TASK PROMPT: Omit every picture and return the rest of the data unaltered.

Items from an interface collection:

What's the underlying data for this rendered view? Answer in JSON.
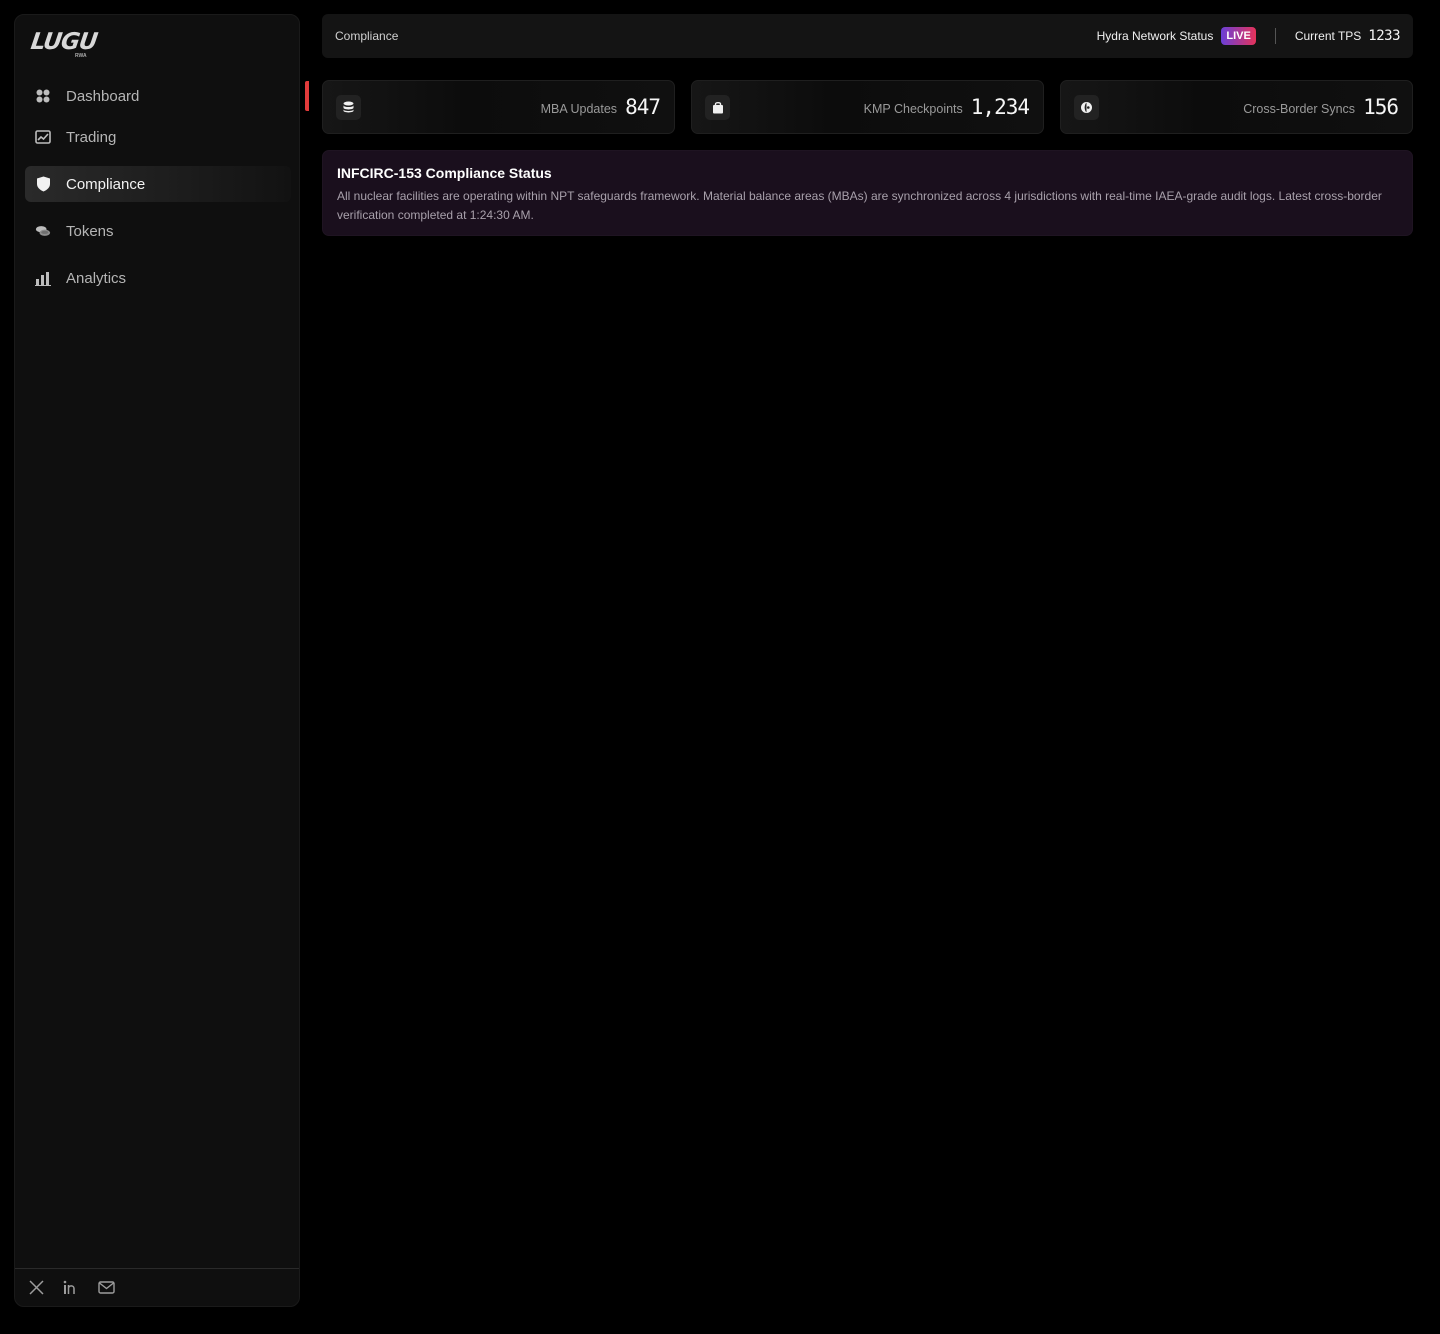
{
  "brand": {
    "logo_text": "LUGU",
    "logo_sub": "RWA"
  },
  "sidebar": {
    "items": [
      {
        "label": "Dashboard",
        "icon": "grid-icon"
      },
      {
        "label": "Trading",
        "icon": "chart-image-icon"
      },
      {
        "label": "Compliance",
        "icon": "shield-icon",
        "active": true
      },
      {
        "label": "Tokens",
        "icon": "coins-icon"
      },
      {
        "label": "Analytics",
        "icon": "bar-chart-icon"
      }
    ],
    "footer_icons": [
      "x-twitter-icon",
      "linkedin-icon",
      "mail-icon"
    ]
  },
  "header": {
    "breadcrumb": "Compliance",
    "network_status_label": "Hydra Network Status",
    "live_badge": "LIVE",
    "tps_label": "Current TPS",
    "tps_value": "1233"
  },
  "stats": [
    {
      "label": "MBA Updates",
      "value": "847",
      "icon": "database-icon"
    },
    {
      "label": "KMP Checkpoints",
      "value": "1,234",
      "icon": "bag-icon"
    },
    {
      "label": "Cross-Border Syncs",
      "value": "156",
      "icon": "globe-icon"
    }
  ],
  "banner": {
    "title": "INFCIRC-153 Compliance Status",
    "text": "All nuclear facilities are operating within NPT safeguards framework. Material balance areas (MBAs) are synchronized across 4 jurisdictions with real-time IAEA-grade audit logs. Latest cross-border verification completed at 1:24:30 AM."
  },
  "colors": {
    "accent_red": "#e23b3b",
    "live_gradient_start": "#6a3fd8",
    "live_gradient_end": "#e5335a",
    "banner_bg": "#1a0f1d"
  }
}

ANSWER SECTION:
What's the underlying data for this rendered view? Answer in JSON.
{
  "brand": {
    "logo_text": "LUGU",
    "logo_sub": "RWA"
  },
  "sidebar": {
    "items": [
      {
        "label": "Dashboard",
        "icon": "grid-icon"
      },
      {
        "label": "Trading",
        "icon": "chart-image-icon"
      },
      {
        "label": "Compliance",
        "icon": "shield-icon",
        "active": true
      },
      {
        "label": "Tokens",
        "icon": "coins-icon"
      },
      {
        "label": "Analytics",
        "icon": "bar-chart-icon"
      }
    ],
    "footer_icons": [
      "x-twitter-icon",
      "linkedin-icon",
      "mail-icon"
    ]
  },
  "header": {
    "breadcrumb": "Compliance",
    "network_status_label": "Hydra Network Status",
    "live_badge": "LIVE",
    "tps_label": "Current TPS",
    "tps_value": "1233"
  },
  "stats": [
    {
      "label": "MBA Updates",
      "value": "847",
      "icon": "database-icon"
    },
    {
      "label": "KMP Checkpoints",
      "value": "1,234",
      "icon": "bag-icon"
    },
    {
      "label": "Cross-Border Syncs",
      "value": "156",
      "icon": "globe-icon"
    }
  ],
  "banner": {
    "title": "INFCIRC-153 Compliance Status",
    "text": "All nuclear facilities are operating within NPT safeguards framework. Material balance areas (MBAs) are synchronized across 4 jurisdictions with real-time IAEA-grade audit logs. Latest cross-border verification completed at 1:24:30 AM."
  },
  "colors": {
    "accent_red": "#e23b3b",
    "live_gradient_start": "#6a3fd8",
    "live_gradient_end": "#e5335a",
    "banner_bg": "#1a0f1d"
  }
}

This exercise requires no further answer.